START Data provided
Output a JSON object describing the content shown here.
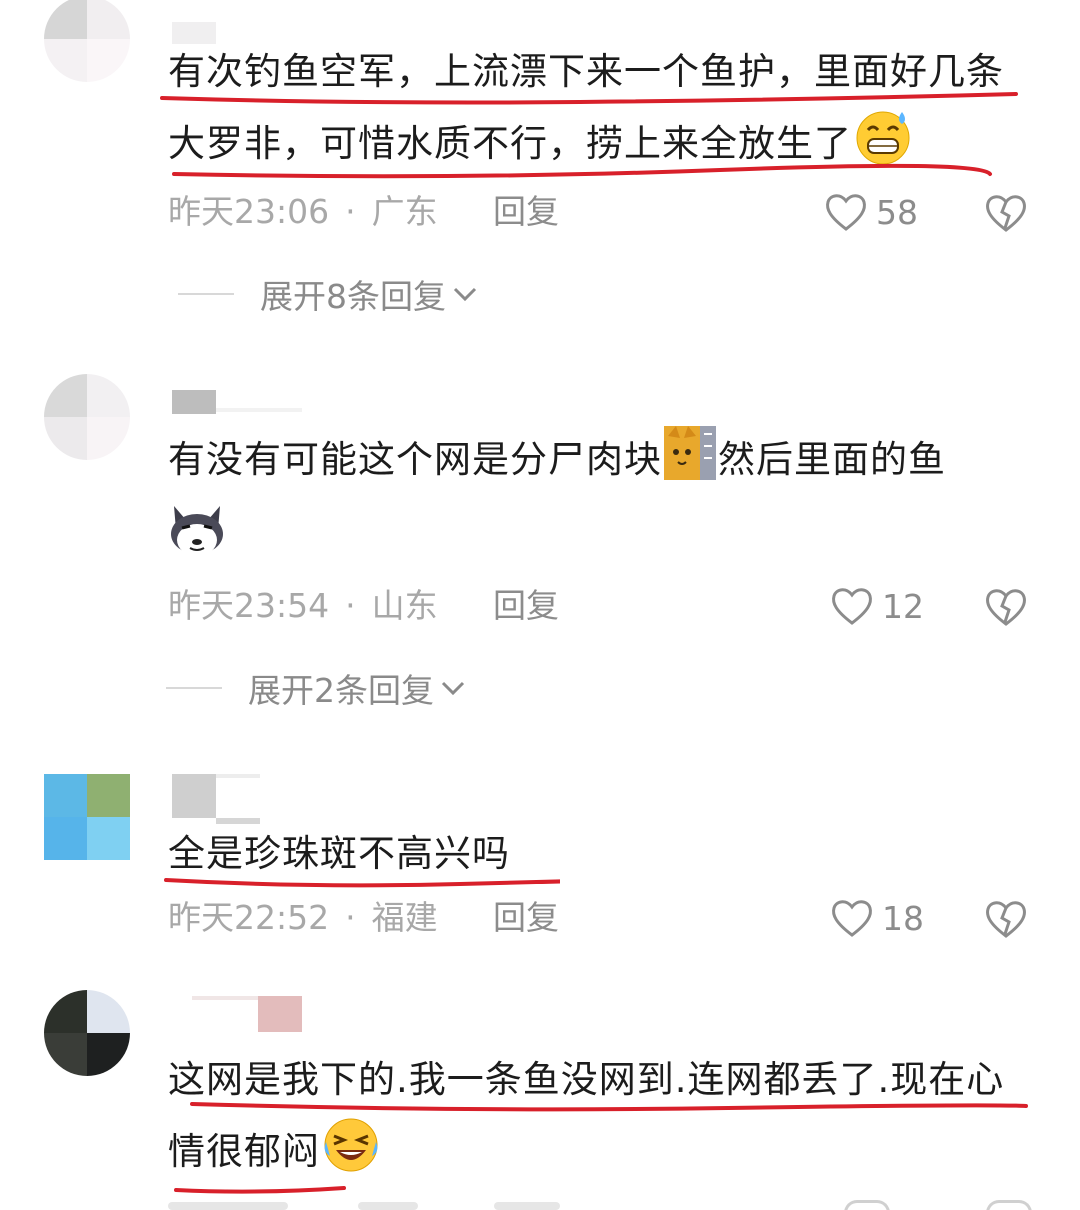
{
  "comments": [
    {
      "text": "有次钓鱼空军，上流漂下来一个鱼护，里面好几条大罗非，可惜水质不行，捞上来全放生了",
      "emoji": "sweat-grin-emoji",
      "time": "昨天23:06",
      "location": "广东",
      "reply": "回复",
      "likes": "58",
      "expand": "展开8条回复"
    },
    {
      "text": "有没有可能这个网是分尸肉块",
      "text2": "然后里面的鱼",
      "emoji": "cat-emoji",
      "emoji2": "husky-emoji",
      "time": "昨天23:54",
      "location": "山东",
      "reply": "回复",
      "likes": "12",
      "expand": "展开2条回复"
    },
    {
      "text": "全是珍珠斑不高兴吗",
      "time": "昨天22:52",
      "location": "福建",
      "reply": "回复",
      "likes": "18"
    },
    {
      "text": "这网是我下的.我一条鱼没网到.连网都丢了.现在心情很郁闷",
      "emoji": "laughing-crying-emoji"
    }
  ],
  "colors": {
    "underline": "#d8202a",
    "meta": "#a8a8a8",
    "text": "#1c1c1c"
  }
}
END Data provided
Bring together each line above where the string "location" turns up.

      "location": "广东",
      "location": "山东",
      "location": "福建",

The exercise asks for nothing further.